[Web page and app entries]
══════

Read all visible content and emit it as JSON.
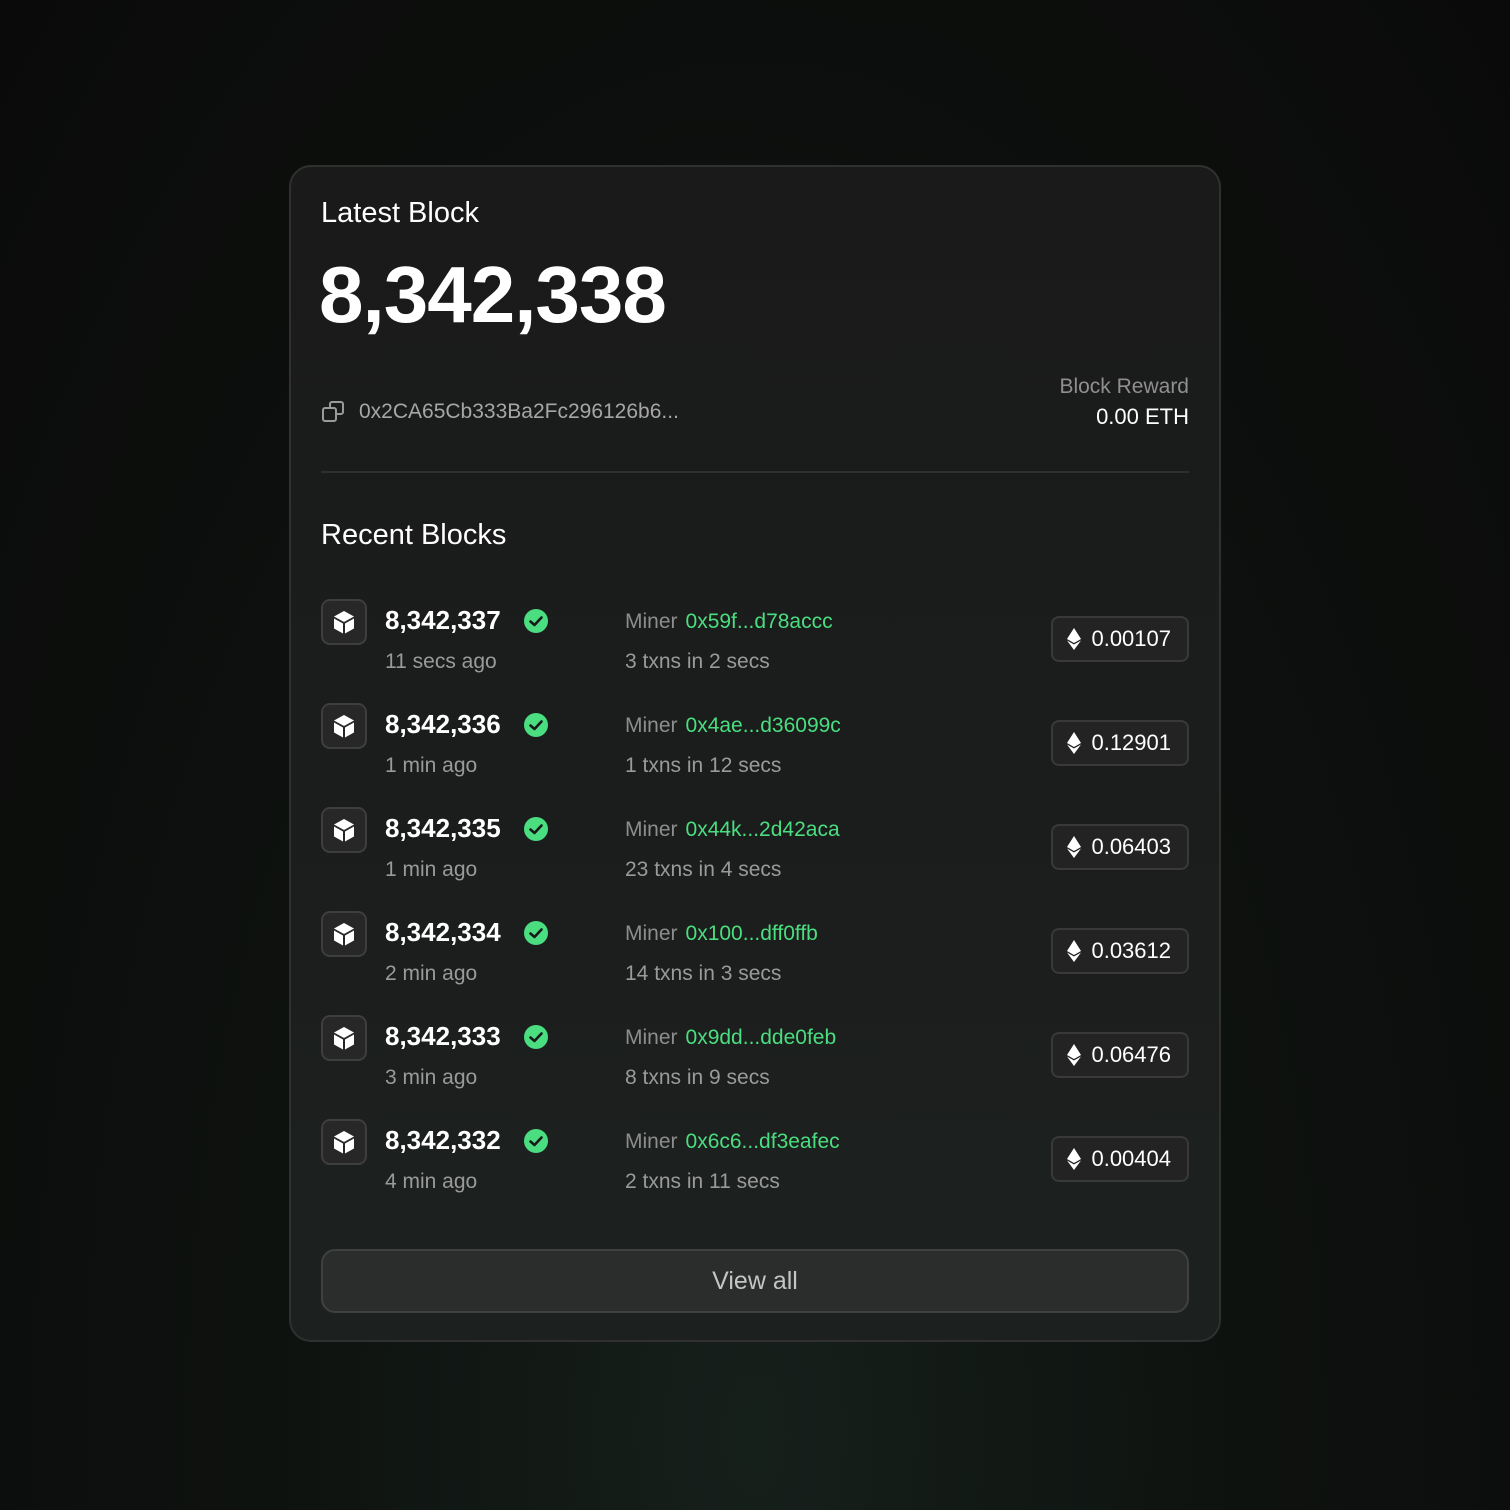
{
  "latest_block": {
    "title": "Latest Block",
    "number": "8,342,338",
    "hash": "0x2CA65Cb333Ba2Fc296126b6...",
    "reward_label": "Block Reward",
    "reward_value": "0.00 ETH",
    "copy_icon": "copy-icon"
  },
  "recent_blocks": {
    "title": "Recent Blocks",
    "miner_label": "Miner",
    "block_icon": "cube-icon",
    "status_icon": "check-circle-icon",
    "value_icon": "ethereum-icon",
    "items": [
      {
        "number": "8,342,337",
        "time": "11 secs ago",
        "miner": "0x59f...d78accc",
        "txns": "3 txns in 2 secs",
        "value": "0.00107"
      },
      {
        "number": "8,342,336",
        "time": "1 min ago",
        "miner": "0x4ae...d36099c",
        "txns": "1 txns in 12 secs",
        "value": "0.12901"
      },
      {
        "number": "8,342,335",
        "time": "1 min ago",
        "miner": "0x44k...2d42aca",
        "txns": "23 txns in 4 secs",
        "value": "0.06403"
      },
      {
        "number": "8,342,334",
        "time": "2 min ago",
        "miner": "0x100...dff0ffb",
        "txns": "14 txns in 3 secs",
        "value": "0.03612"
      },
      {
        "number": "8,342,333",
        "time": "3 min ago",
        "miner": "0x9dd...dde0feb",
        "txns": "8 txns in 9 secs",
        "value": "0.06476"
      },
      {
        "number": "8,342,332",
        "time": "4 min ago",
        "miner": "0x6c6...df3eafec",
        "txns": "2 txns in 11 secs",
        "value": "0.00404"
      }
    ]
  },
  "view_all_label": "View all",
  "colors": {
    "accent_green": "#4ade80",
    "background": "#0a0a0a",
    "card": "#1a1a1a"
  }
}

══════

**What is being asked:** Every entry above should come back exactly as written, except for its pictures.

**Exercise response:**
Read all visible content and emit it as JSON.
{
  "latest_block": {
    "title": "Latest Block",
    "number": "8,342,338",
    "hash": "0x2CA65Cb333Ba2Fc296126b6...",
    "reward_label": "Block Reward",
    "reward_value": "0.00 ETH",
    "copy_icon": "copy-icon"
  },
  "recent_blocks": {
    "title": "Recent Blocks",
    "miner_label": "Miner",
    "block_icon": "cube-icon",
    "status_icon": "check-circle-icon",
    "value_icon": "ethereum-icon",
    "items": [
      {
        "number": "8,342,337",
        "time": "11 secs ago",
        "miner": "0x59f...d78accc",
        "txns": "3 txns in 2 secs",
        "value": "0.00107"
      },
      {
        "number": "8,342,336",
        "time": "1 min ago",
        "miner": "0x4ae...d36099c",
        "txns": "1 txns in 12 secs",
        "value": "0.12901"
      },
      {
        "number": "8,342,335",
        "time": "1 min ago",
        "miner": "0x44k...2d42aca",
        "txns": "23 txns in 4 secs",
        "value": "0.06403"
      },
      {
        "number": "8,342,334",
        "time": "2 min ago",
        "miner": "0x100...dff0ffb",
        "txns": "14 txns in 3 secs",
        "value": "0.03612"
      },
      {
        "number": "8,342,333",
        "time": "3 min ago",
        "miner": "0x9dd...dde0feb",
        "txns": "8 txns in 9 secs",
        "value": "0.06476"
      },
      {
        "number": "8,342,332",
        "time": "4 min ago",
        "miner": "0x6c6...df3eafec",
        "txns": "2 txns in 11 secs",
        "value": "0.00404"
      }
    ]
  },
  "view_all_label": "View all",
  "colors": {
    "accent_green": "#4ade80",
    "background": "#0a0a0a",
    "card": "#1a1a1a"
  }
}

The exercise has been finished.